Review Summary: Much more of the good thing besides "She Drives Me Crazy" and well, the "Good Thing".
In the history of modern music only a few bands have been able to successfully combine completely different genres of music on a single album without sounding unfocused, or worse, without losing their identity. Probably the most obvious example of this is The Clash and their 1979, double album, London Calling, in which punk, rockabilly, ska, reggae and pop combine together to form a timeless masterpiece where each and every song though very different, still sounds unmistakably like The Clash.

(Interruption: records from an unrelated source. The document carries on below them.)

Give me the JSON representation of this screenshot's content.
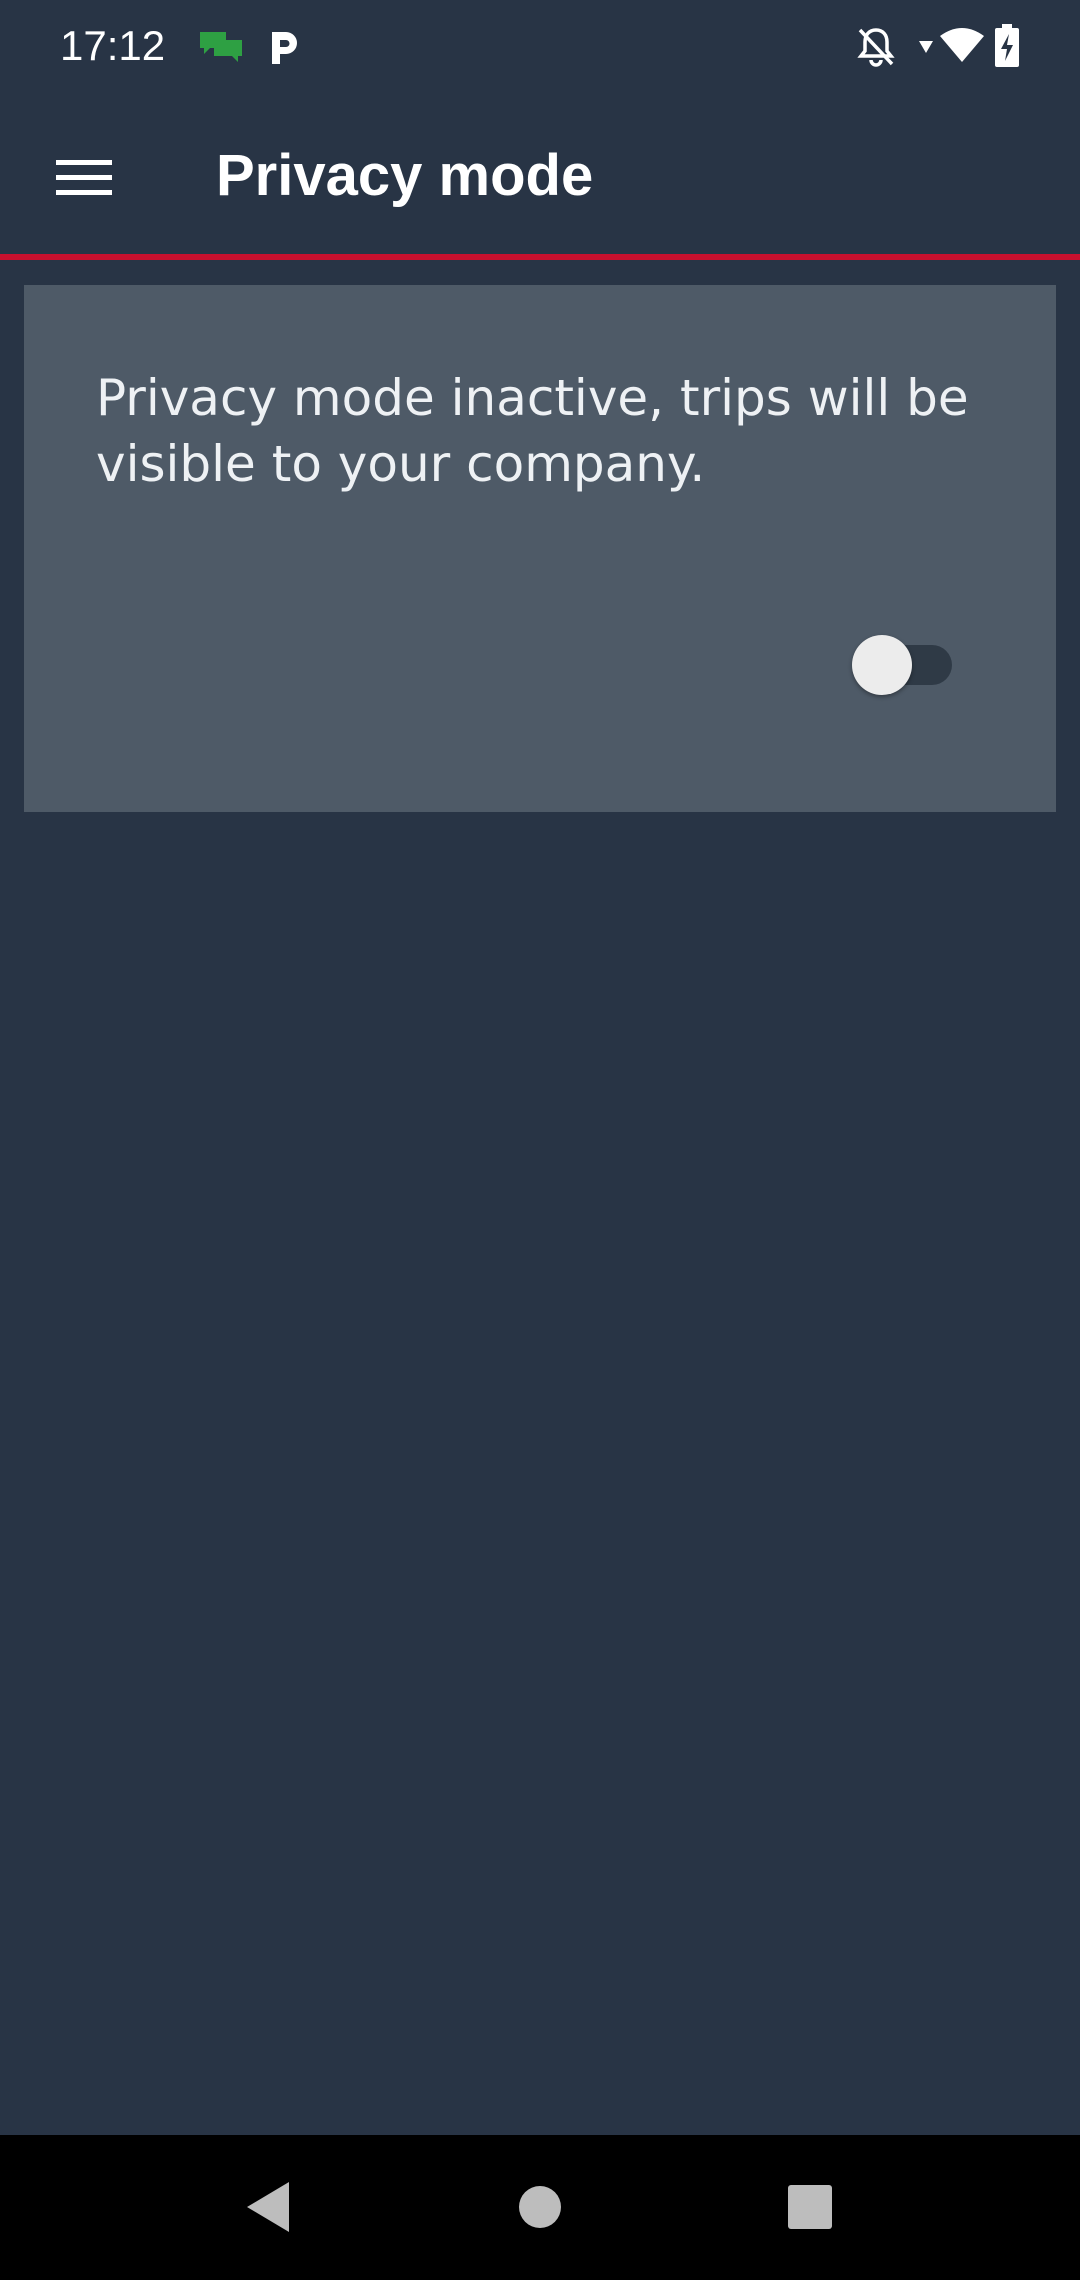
{
  "status_bar": {
    "time": "17:12",
    "icons": [
      "messages-icon",
      "parking-app-icon",
      "notifications-off-icon",
      "wifi-icon",
      "battery-charging-icon"
    ]
  },
  "app_bar": {
    "title": "Privacy mode",
    "menu_icon": "hamburger-menu-icon"
  },
  "colors": {
    "background": "#283445",
    "card": "#4e5a67",
    "accent": "#c8102e",
    "nav_bar": "#000000"
  },
  "privacy_card": {
    "message": "Privacy mode inactive, trips will be visible to your company.",
    "toggle_on": false
  },
  "nav_bar": {
    "buttons": [
      "back-icon",
      "home-icon",
      "recents-icon"
    ]
  }
}
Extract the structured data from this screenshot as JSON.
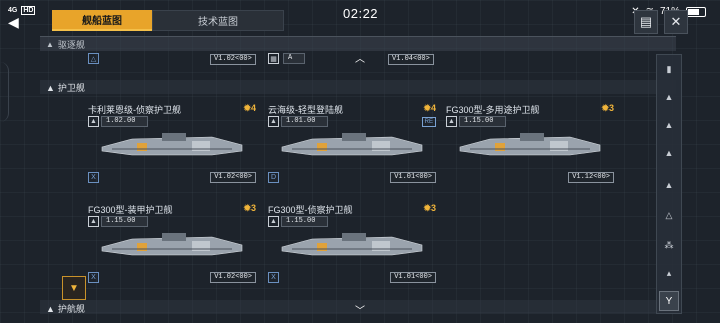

In early 1989, Fine Young Cannibals (FYC) released another melting pot of styles album, The Raw And The Cooked. It was their second, and unfortunately last album, but what an album it was! Almost everyone knows the unavoidable smash hit “She Drives Me Crazy” and many have heard the second number one hit from the record, “Good Thing”, but the good news is there are eight other pop, rock, soul, funk, electronic masterpieces on here. The truth being that nine out of ten songs could have been radio hits with only “Don’t Let It Get You Down” being much more experimental sounding track featuring singer’s Roland Gift’s falsetto somewhat reminiscent of Prince (or for the younger generation, Cee-Lo of Gnarls Barkley or Tunde Adebimpe from TV On The Radio). While we are on the topic of singer, I believe Roland’s voice is just as his last name suggests, truly a gift, as it is one of the most distinct male voices of the 80’s decade, which was very rich decade in that musical aspect . Just remember Robert Smith of The Cure, Sting (from The Police), and even Phil Collins (we are judging the voice not the songs now ;-) Gift’s voice has that blessed quality that it sounds sincere and real no matter what kind of music is backing it up.
Speaking of music, the other two members; bassist and keyboardist David Steele and guitarist Andy Cox, both formerly of British ska-pop-punk group The (English) Beat, have already in their previous band shown they have a knack for creating irresistible melodies and rhythms (just remember songs like “Mirror In The Bathroom”, “Hands Off She Is Mine”, “Save It For Later” and many more). These talents are on display all over The Raw And The Cooked. Let’s take a closer look at the song “She Drives Me Crazy”. What is it? Is it a dance song, rock song, pop song, soul song? All of the above! It’s a type of crossover track that comes around every ten years or so. In 90’s Lenny Kravitz had “Fly Away”, in 00’s Franz Ferdinand had “Take Me Out”. I still pick “She Drives” over the other two. It features probably the most distinctive and hardest snare in the popular music history and catchy interplay between the distorted guitar and falsetto vocals. There is a very interesting article on the web on how co-producer of the song David Z (who in the past has worked with Prince) has helped make every element of the song sound so distinctive and still combine so well with the others. David lent his talents in two other similarly electro-funk driven tracks, “I’m Not Satisfied” and “It’s OK (It’s Alright).
However, as I’ve mentioned earlier, more than anything The Raw And The Cooked displays FYC’s amazing range of styles: “Good Thing” features fast piano lines, muted guitars, infectious hand claps centered around the hypnotic toe-tapping rhythm, “Tell Me What” combines tender 60’s Motown soul and faster reggae rhythm, “As Hard As It Is” shines through with its vulnerability and Gospel influenced melody, while “Don’t Look Back” brings a smile with its infectious circular guitar hook reminiscent of 50’s rock, especially timeless “La Bamba” by Richie Valens or The English Beat’s own ‘Walk Away” (from Wha’ppen).
One song that stands out emotionally for me (although that is the one that I hated as a 13 year old who purchased this tape in ’89, but fortunately we grow and learn) is James Brown’s “Funky Drummer”-breakbeat-backed, “I’m Not The Man I Used To Be”. What is so arresting here is how bass and guitar play around that famous drum beat, creating exciting loose and funky vibe while Gift laments why he is drinking too much and possibly referencing the most famous song in Rock’s history, “Yesterday” (by The Beatles) in which Sir Paul sang “I’m half a man I used to be”, by proclaiming “I’m not the man I used to be”.
Yet despite all the history lessons and references throughout The Raw And The Cooked there is only one cover song here, the closing, The Buzzcocks’ “Ever Fallen In Love”. Though not on the level of FYC’s amazing Elvis cover “Suspicious Minds” from their eponymous album, it does feature yet another thrilling Andy Cox’ funky guitar workout and closes the album without a single dip in musical quality. If you haven’t already, do yourself a favor and get The Raw And The Cooked, because this kind of album with the perfect balance between artistic and commercial, organic and synthetic, past and present comes around very, very rarely.